The smell is so very typical of a well-thought out and lovingly produced stout - deep and dignified with sweet chocolaty tones and tons of malt bursting to the top of the schooner with every release of the busy bubbling.

First sip reminds me why I love this style brew so much - rich and full-bodied. Lots of maltiness, distinct hints of chocolate, and background blasts of coffee-like flavor.

There is virtually no hoppiness. There certainly were hops used to balance off the sweetness, but they simply aren’t evident unless you spend a lot of time searching.

I know I’ve used the terms often - maybe too often - but this stout is rich and creamy.

The Fort Collins Chocolate Stout is a lesson in just how complex a single drink can be. I’ve talked with people who mix their stouts with other, less dominant brews to reach what they might consider a “middle ground.” In this case I thin that could well be a mistake.
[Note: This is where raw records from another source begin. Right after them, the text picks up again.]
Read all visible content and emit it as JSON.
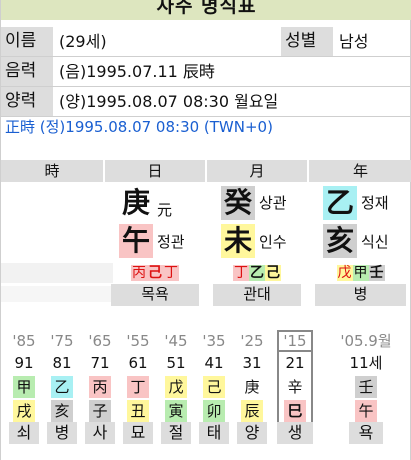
{
  "title": "사주 명식표",
  "info": {
    "name_label": "이름",
    "name_value": "(29세)",
    "gender_label": "성별",
    "gender_value": "남성",
    "lunar_label": "음력",
    "lunar_value": "(음)1995.07.11 辰時",
    "solar_label": "양력",
    "solar_value": "(양)1995.08.07 08:30 월요일",
    "correction": "正時 (정)1995.08.07 08:30 (TWN+0)"
  },
  "pillars": {
    "headers": [
      "時",
      "日",
      "月",
      "年"
    ],
    "stems": [
      {
        "char": "",
        "god": ""
      },
      {
        "char": "庚",
        "god": "元"
      },
      {
        "char": "癸",
        "god": "상관"
      },
      {
        "char": "乙",
        "god": "정재"
      }
    ],
    "branches": [
      {
        "char": "",
        "god": ""
      },
      {
        "char": "午",
        "god": "정관"
      },
      {
        "char": "未",
        "god": "인수"
      },
      {
        "char": "亥",
        "god": "식신"
      }
    ],
    "jijanggan": [
      [],
      [
        "丙",
        "己",
        "丁"
      ],
      [
        "丁",
        "乙",
        "己"
      ],
      [
        "戊",
        "甲",
        "壬"
      ]
    ],
    "unseong": [
      "",
      "목욕",
      "관대",
      "병"
    ]
  },
  "daewoon": {
    "years": [
      "'85",
      "'75",
      "'65",
      "'55",
      "'45",
      "'35",
      "'25",
      "'15",
      "'05.9월"
    ],
    "ages": [
      "91",
      "81",
      "71",
      "61",
      "51",
      "41",
      "31",
      "21",
      "11세"
    ],
    "stems": [
      "甲",
      "乙",
      "丙",
      "丁",
      "戊",
      "己",
      "庚",
      "辛",
      "壬"
    ],
    "branches": [
      "戌",
      "亥",
      "子",
      "丑",
      "寅",
      "卯",
      "辰",
      "巳",
      "午"
    ],
    "unseong": [
      "쇠",
      "병",
      "사",
      "묘",
      "절",
      "태",
      "양",
      "생",
      "욕"
    ]
  },
  "colors": {
    "wood": "#b8ecb0",
    "fire": "#f9c4c4",
    "earth": "#fff79c",
    "metal": "#ffffff",
    "water": "#cfcfcf",
    "correction_text": "#1a5fd1",
    "title_bg": "#dde6bf",
    "label_bg": "#dddddd"
  }
}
I wouldn’t fiddle with this exceptional stout.

It is very, very good.

As I noted in my discussion of stouts, I’d suggest this more as a dessert drink - with fine chocolates or even better pastries.

Well, well recommended.

Slow Elk Stout

Big Sky Brewing Company

Missoula, Mont.

By way of disclosure, this is arguably my favorite brewery in the United States.

These folks love what they do, and it shows. Big Sky turns out some of the best brew in Montana - and there are some pretty spectacular ales and lagers coming out of that part of the country.

Slow Elk pours deep, deep brown (virtually black),  and brings with it a measurable head that leaves some expressive lacing behind when it dissipates.

It has very a luxurious aroma smacking of coffee served up in an old library with leather walls and lots of oak furnishings. It is a drink you sip on while pondering the questions of the day.

Each sniff announces deep roasted malts, some definite hints of dark chocolate and thick caramel that has been left a bit too long on the stove.

The taste is really deep and sublime. Rich and expressive.

The aromas you got in your first stage of investigation, are the same tastes you now experience.

Wonderful coffee, chocolate and caramel with no bitterness but a full mouth-feel nevertheless.

This is like dark, soft, liquid velvet.

There is a defined background with earthy character to the whole brew, but is goes down smoothly.

I’ve heard and read critique noting that while this was a exceptional stout, it was not a “great all around beer.”

I have to take umbrage.

Slow Elk is a great beer - and yes, exceptional stout.

It is slightly oatmealy in all the right places, (although I’m pretty sure this is not an oatmeal stout.)

This is the type of brew I’ll readily invest in making sure I have a few around the house ready for good friends and good conversation.

What food to pair with this stout?

Nothing. Chill it, and sip it on its own.